[ENTRIES SHOWN]
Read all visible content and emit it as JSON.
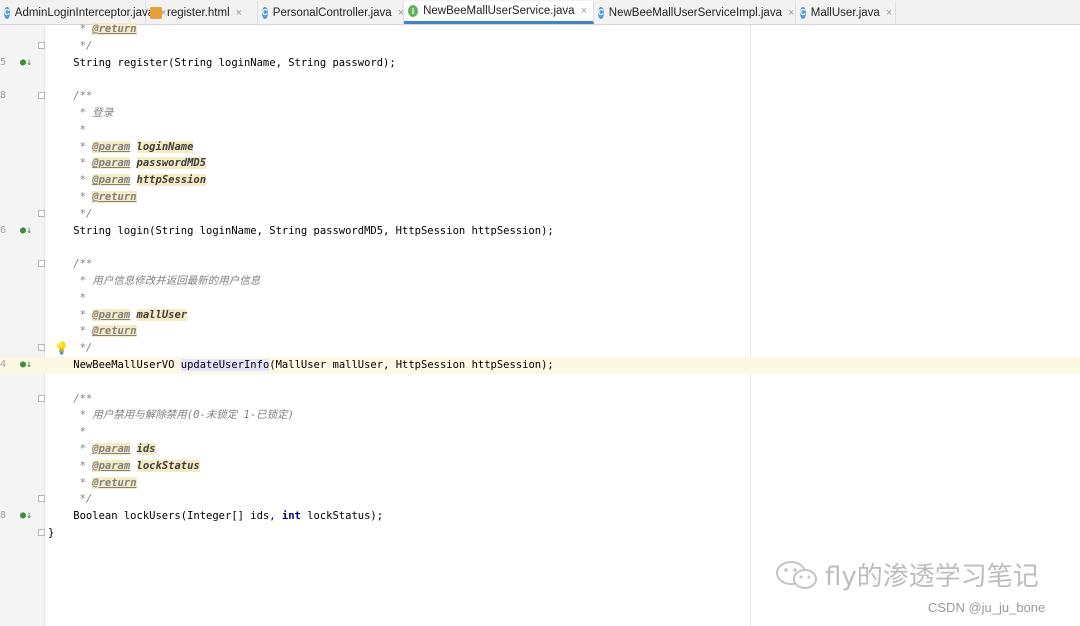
{
  "tabs": [
    {
      "icon": "c-class-icon",
      "label": "AdminLoginInterceptor.java",
      "active": false
    },
    {
      "icon": "html-file-icon",
      "label": "register.html",
      "active": false
    },
    {
      "icon": "c-class-icon",
      "label": "PersonalController.java",
      "active": false
    },
    {
      "icon": "i-interface-icon",
      "label": "NewBeeMallUserService.java",
      "active": true
    },
    {
      "icon": "c-class-icon",
      "label": "NewBeeMallUserServiceImpl.java",
      "active": false
    },
    {
      "icon": "c-class-icon",
      "label": "MallUser.java",
      "active": false
    }
  ],
  "tab_close_glyph": "×",
  "lines": [
    {
      "num": "",
      "gutter": "",
      "fold": false,
      "segments": [
        {
          "t": "     * ",
          "c": "cm"
        },
        {
          "t": "@return",
          "c": "tag"
        }
      ]
    },
    {
      "num": "",
      "gutter": "",
      "fold": true,
      "segments": [
        {
          "t": "     */",
          "c": "cm"
        }
      ]
    },
    {
      "num": "5",
      "gutter": "impl-icon",
      "fold": false,
      "segments": [
        {
          "t": "    String register(String loginName, String password);",
          "c": ""
        }
      ]
    },
    {
      "num": "",
      "gutter": "",
      "fold": false,
      "segments": []
    },
    {
      "num": "8",
      "gutter": "",
      "fold": true,
      "segments": [
        {
          "t": "    /**",
          "c": "cm"
        }
      ]
    },
    {
      "num": "",
      "gutter": "",
      "fold": false,
      "segments": [
        {
          "t": "     * 登录",
          "c": "cm"
        }
      ]
    },
    {
      "num": "",
      "gutter": "",
      "fold": false,
      "segments": [
        {
          "t": "     *",
          "c": "cm"
        }
      ]
    },
    {
      "num": "",
      "gutter": "",
      "fold": false,
      "segments": [
        {
          "t": "     * ",
          "c": "cm"
        },
        {
          "t": "@param",
          "c": "tag"
        },
        {
          "t": " ",
          "c": "cm"
        },
        {
          "t": "loginName",
          "c": "pn"
        }
      ]
    },
    {
      "num": "",
      "gutter": "",
      "fold": false,
      "segments": [
        {
          "t": "     * ",
          "c": "cm"
        },
        {
          "t": "@param",
          "c": "tag"
        },
        {
          "t": " ",
          "c": "cm"
        },
        {
          "t": "passwordMD5",
          "c": "pn"
        }
      ]
    },
    {
      "num": "",
      "gutter": "",
      "fold": false,
      "segments": [
        {
          "t": "     * ",
          "c": "cm"
        },
        {
          "t": "@param",
          "c": "tag"
        },
        {
          "t": " ",
          "c": "cm"
        },
        {
          "t": "httpSession",
          "c": "pn"
        }
      ]
    },
    {
      "num": "",
      "gutter": "",
      "fold": false,
      "segments": [
        {
          "t": "     * ",
          "c": "cm"
        },
        {
          "t": "@return",
          "c": "tag"
        }
      ]
    },
    {
      "num": "",
      "gutter": "",
      "fold": true,
      "segments": [
        {
          "t": "     */",
          "c": "cm"
        }
      ]
    },
    {
      "num": "6",
      "gutter": "impl-icon",
      "fold": false,
      "segments": [
        {
          "t": "    String login(String loginName, String passwordMD5, HttpSession httpSession);",
          "c": ""
        }
      ]
    },
    {
      "num": "",
      "gutter": "",
      "fold": false,
      "segments": []
    },
    {
      "num": "",
      "gutter": "",
      "fold": true,
      "segments": [
        {
          "t": "    /**",
          "c": "cm"
        }
      ]
    },
    {
      "num": "",
      "gutter": "",
      "fold": false,
      "segments": [
        {
          "t": "     * 用户信息修改并返回最新的用户信息",
          "c": "cm"
        }
      ]
    },
    {
      "num": "",
      "gutter": "",
      "fold": false,
      "segments": [
        {
          "t": "     *",
          "c": "cm"
        }
      ]
    },
    {
      "num": "",
      "gutter": "",
      "fold": false,
      "segments": [
        {
          "t": "     * ",
          "c": "cm"
        },
        {
          "t": "@param",
          "c": "tag"
        },
        {
          "t": " ",
          "c": "cm"
        },
        {
          "t": "mallUser",
          "c": "pn"
        }
      ]
    },
    {
      "num": "",
      "gutter": "",
      "fold": false,
      "segments": [
        {
          "t": "     * ",
          "c": "cm"
        },
        {
          "t": "@return",
          "c": "tag"
        }
      ]
    },
    {
      "num": "",
      "gutter": "",
      "fold": true,
      "bulb": true,
      "segments": [
        {
          "t": "     */",
          "c": "cm"
        }
      ]
    },
    {
      "num": "4",
      "gutter": "impl-icon",
      "fold": false,
      "caret": true,
      "segments": [
        {
          "t": "    NewBeeMallUserVO ",
          "c": ""
        },
        {
          "t": "updateUserInfo",
          "c": "hl"
        },
        {
          "t": "(MallUser mallUser, HttpSession httpSession);",
          "c": ""
        }
      ]
    },
    {
      "num": "",
      "gutter": "",
      "fold": false,
      "segments": []
    },
    {
      "num": "",
      "gutter": "",
      "fold": true,
      "segments": [
        {
          "t": "    /**",
          "c": "cm"
        }
      ]
    },
    {
      "num": "",
      "gutter": "",
      "fold": false,
      "segments": [
        {
          "t": "     * 用户禁用与解除禁用(0-未锁定 1-已锁定)",
          "c": "cm"
        }
      ]
    },
    {
      "num": "",
      "gutter": "",
      "fold": false,
      "segments": [
        {
          "t": "     *",
          "c": "cm"
        }
      ]
    },
    {
      "num": "",
      "gutter": "",
      "fold": false,
      "segments": [
        {
          "t": "     * ",
          "c": "cm"
        },
        {
          "t": "@param",
          "c": "tag"
        },
        {
          "t": " ",
          "c": "cm"
        },
        {
          "t": "ids",
          "c": "pn"
        }
      ]
    },
    {
      "num": "",
      "gutter": "",
      "fold": false,
      "segments": [
        {
          "t": "     * ",
          "c": "cm"
        },
        {
          "t": "@param",
          "c": "tag"
        },
        {
          "t": " ",
          "c": "cm"
        },
        {
          "t": "lockStatus",
          "c": "pn"
        }
      ]
    },
    {
      "num": "",
      "gutter": "",
      "fold": false,
      "segments": [
        {
          "t": "     * ",
          "c": "cm"
        },
        {
          "t": "@return",
          "c": "tag"
        }
      ]
    },
    {
      "num": "",
      "gutter": "",
      "fold": true,
      "segments": [
        {
          "t": "     */",
          "c": "cm"
        }
      ]
    },
    {
      "num": "8",
      "gutter": "impl-icon",
      "fold": false,
      "segments": [
        {
          "t": "    Boolean lockUsers(Integer[] ids, ",
          "c": ""
        },
        {
          "t": "int",
          "c": "kw"
        },
        {
          "t": " lockStatus);",
          "c": ""
        }
      ]
    },
    {
      "num": "",
      "gutter": "",
      "fold": true,
      "segments": [
        {
          "t": "}",
          "c": ""
        }
      ]
    }
  ],
  "watermark": {
    "text": "fly的渗透学习笔记",
    "icon": "wechat-icon"
  },
  "credit": "CSDN @ju_ju_bone"
}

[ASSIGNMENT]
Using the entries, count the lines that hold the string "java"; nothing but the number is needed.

[FINISHED EXERCISE]
5